Appellant has ably presented the point that, considering the evidence adduced on the trial, particularly that which related to the cause of death of the husband of appellant, necessarily the jury indulged in speculation in reaching its conclusion that death was produced by strychnine poisoning, rather than by a fall which resulted in a “brain injury.” The precise point of appellant's argument appears to be that if it were established that before the strychnine had been absorbed into the blood stream and therefrom had acted upon the nervous centers or system of the body, the husband of defendant had suffered an intervening “brain injury” of such severity that it was the cause of his death, the defendant could not legally be convicted of his murder. But the answer to such suggestion is two-fold: First, provided that the evidence was substantial (which, in view of the testimony given by the two doctors introduced by the prosecution, cannot well be disputed) to the effect that death was the result of strychnine poisoning, the determination by the jury, both as to the direct cause of death and as to whether the “brain injury” was produced by the effect of strychnine, was conclusive. And, secondly, notwithstanding the fact assumed by appellant that the “brain injury” was the cause of death, the principle of law is well established that if the strychnine taken by Mr. Cobler was sufficient to cause his death, the fact that the “brain injury” sustained by him was produced by the effect of the strychnine, may have been fatal in itself and accelerated the death of the victim, cannot have the effect of relieving defendant from responsibility for her act in administering the poison in the first place.
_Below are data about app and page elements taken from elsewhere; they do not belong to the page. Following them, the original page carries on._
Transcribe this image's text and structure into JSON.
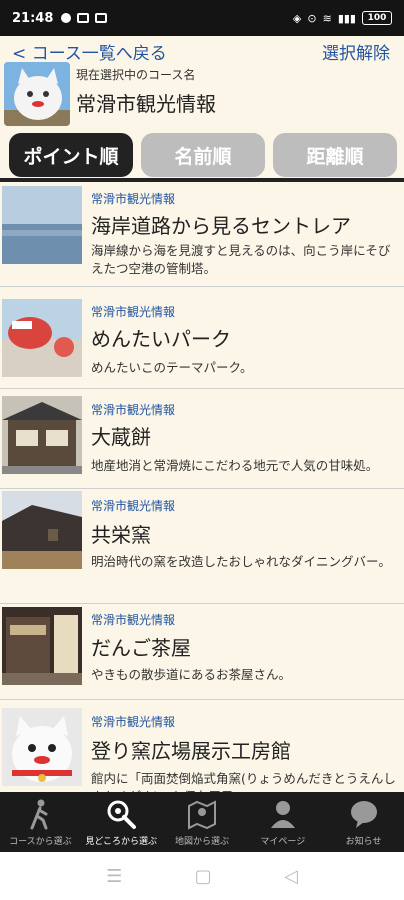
{
  "status": {
    "time": "21:48",
    "battery": "100"
  },
  "topbar": {
    "back": "< コース一覧へ戻る",
    "clear": "選択解除"
  },
  "course": {
    "caption": "現在選択中のコース名",
    "name": "常滑市観光情報"
  },
  "tabs": [
    "ポイント順",
    "名前順",
    "距離順"
  ],
  "items": [
    {
      "tag": "常滑市観光情報",
      "title": "海岸道路から見るセントレア",
      "desc": "海岸線から海を見渡すと見えるのは、向こう岸にそびえたつ空港の管制塔。"
    },
    {
      "tag": "常滑市観光情報",
      "title": "めんたいパーク",
      "desc": "めんたいこのテーマパーク。"
    },
    {
      "tag": "常滑市観光情報",
      "title": "大蔵餅",
      "desc": "地産地消と常滑焼にこだわる地元で人気の甘味処。"
    },
    {
      "tag": "常滑市観光情報",
      "title": "共栄窯",
      "desc": "明治時代の窯を改造したおしゃれなダイニングバー。"
    },
    {
      "tag": "常滑市観光情報",
      "title": "だんご茶屋",
      "desc": "やきもの散歩道にあるお茶屋さん。"
    },
    {
      "tag": "常滑市観光情報",
      "title": "登り窯広場展示工房館",
      "desc": "館内に「両面焚倒焔式角窯(りょうめんだきとうえんしきかくがま)」を保存展示。"
    }
  ],
  "nav": [
    "コースから選ぶ",
    "見どころから選ぶ",
    "地図から選ぶ",
    "マイページ",
    "お知らせ"
  ],
  "sysnav": {
    "menu": "☰",
    "home": "▢",
    "back": "◁"
  }
}
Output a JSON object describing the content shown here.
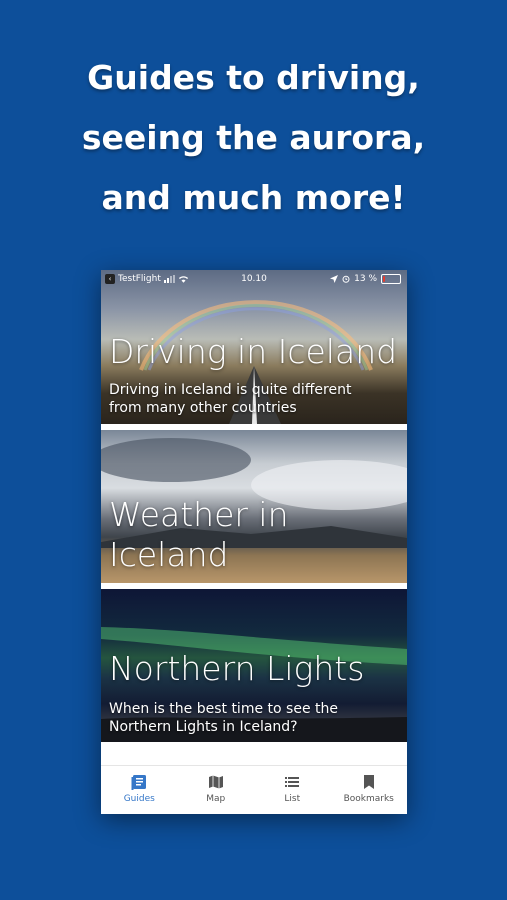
{
  "headline": {
    "line1": "Guides to driving,",
    "line2": "seeing the aurora,",
    "line3": "and much more!"
  },
  "status_bar": {
    "app": "TestFlight",
    "time": "10.10",
    "battery": "13 %",
    "battery_level": 0.13
  },
  "cards": [
    {
      "title_line1": "Driving in Iceland",
      "title_line2": "",
      "subtitle_line1": "Driving in Iceland is quite different",
      "subtitle_line2": "from many other countries"
    },
    {
      "title_line1": "Weather in",
      "title_line2": "Iceland",
      "subtitle_line1": "",
      "subtitle_line2": ""
    },
    {
      "title_line1": "Northern Lights",
      "title_line2": "",
      "subtitle_line1": "When is the best time to see the",
      "subtitle_line2": "Northern Lights in Iceland?"
    }
  ],
  "tabs": [
    {
      "label": "Guides",
      "icon": "guides-icon",
      "active": true
    },
    {
      "label": "Map",
      "icon": "map-icon",
      "active": false
    },
    {
      "label": "List",
      "icon": "list-icon",
      "active": false
    },
    {
      "label": "Bookmarks",
      "icon": "bookmark-icon",
      "active": false
    }
  ],
  "colors": {
    "background": "#0d4f9a",
    "accent": "#3577c8"
  }
}
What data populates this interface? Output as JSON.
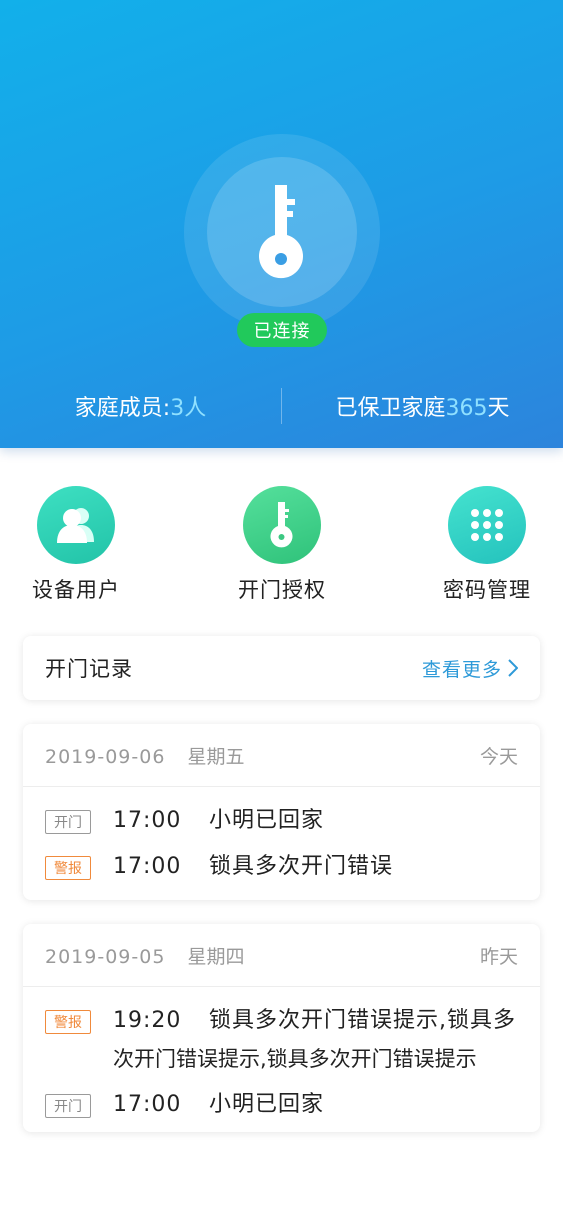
{
  "header": {
    "status": "已连接",
    "members_label": "家庭成员:",
    "members_count": "3人",
    "guard_label": "已保卫家庭",
    "guard_days": "365",
    "guard_unit": "天",
    "gradient_start": "#12b0ea",
    "gradient_end": "#2c84dc"
  },
  "quick_actions": [
    {
      "label": "设备用户",
      "icon": "users-icon",
      "color": "#2fd3b6"
    },
    {
      "label": "开门授权",
      "icon": "key-icon",
      "color": "#3fcf86"
    },
    {
      "label": "密码管理",
      "icon": "keypad-icon",
      "color": "#33d1c4"
    }
  ],
  "records": {
    "title": "开门记录",
    "more": "查看更多"
  },
  "days": [
    {
      "date": "2019-09-06",
      "weekday": "星期五",
      "relative": "今天",
      "entries": [
        {
          "tag": "开门",
          "type": "open",
          "time": "17:00",
          "message": "小明已回家"
        },
        {
          "tag": "警报",
          "type": "alarm",
          "time": "17:00",
          "message": "锁具多次开门错误"
        }
      ]
    },
    {
      "date": "2019-09-05",
      "weekday": "星期四",
      "relative": "昨天",
      "entries": [
        {
          "tag": "警报",
          "type": "alarm",
          "time": "19:20",
          "message_line1": "锁具多次开门错误提示,锁具多",
          "message_line2": "次开门错误提示,锁具多次开门错误提示"
        },
        {
          "tag": "开门",
          "type": "open",
          "time": "17:00",
          "message": "小明已回家"
        }
      ]
    }
  ]
}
People v. Lewis, 124 Cal. 551, 554, 57 P. 470, 45 L. R. A. 783; People v. Fowler, 178 Cal. 657, 668, 174 P. 892.
Appellant urges the point that the trial court committed prejudicial error against her defense to the action in sustaining an objection interposed by the prosecution to each of two questions that were asked by defendant of a doctor who had qualified as an expert witness. By such questions it was sought to be ascertained (1) what “symptoms” occur “after a hard blow on the head,” and (2) what were “symptoms of a fractured skull.” Although it appears that neither of such questions was answered directly, the record discloses the fact that in giving his reasons for his opinion that the cause of death was “brain injury,” the doctor included therein all the symptoms and conditions which the evidence theretofore given had shown were present. So that, in any event, no harm resulted to defendant from the ruling of which complaint is made.
Another complaint is registered by appellant to the effect that on propounding a hypothetical question to a witness, on objection made by the prosecution, by order of the trial court it became necessary to include in such question several facts which were in evidence but which had been omitted from the question as originally propounded. Again, the record shows that, notwithstanding the inclusion in the question of such originally omitted facts, the answer to the question as finally given by the witness was altogether in favor of defendant; from which it follows that the point suggested by appellant is untenable.
Appellant predicates prejudicial error affecting her defense upon the fact that the trial court refused to give to the jury a certain instruction which dealt with the possibility that defendant was guilty of murder in the second degree. But clearly on the evidence, rightly there could be no verdict by the jury that murder in the second degree had been committed by defendant. She was either guilty of murder in the first degree, or she was innocent of the commission of any homicide. She was not entitled to have the proffered instruction given to the jury.
The judgment and the order by which the motion for a new trial was denied are affirmed.
We concur: CONREY, P. J.; YORK, J.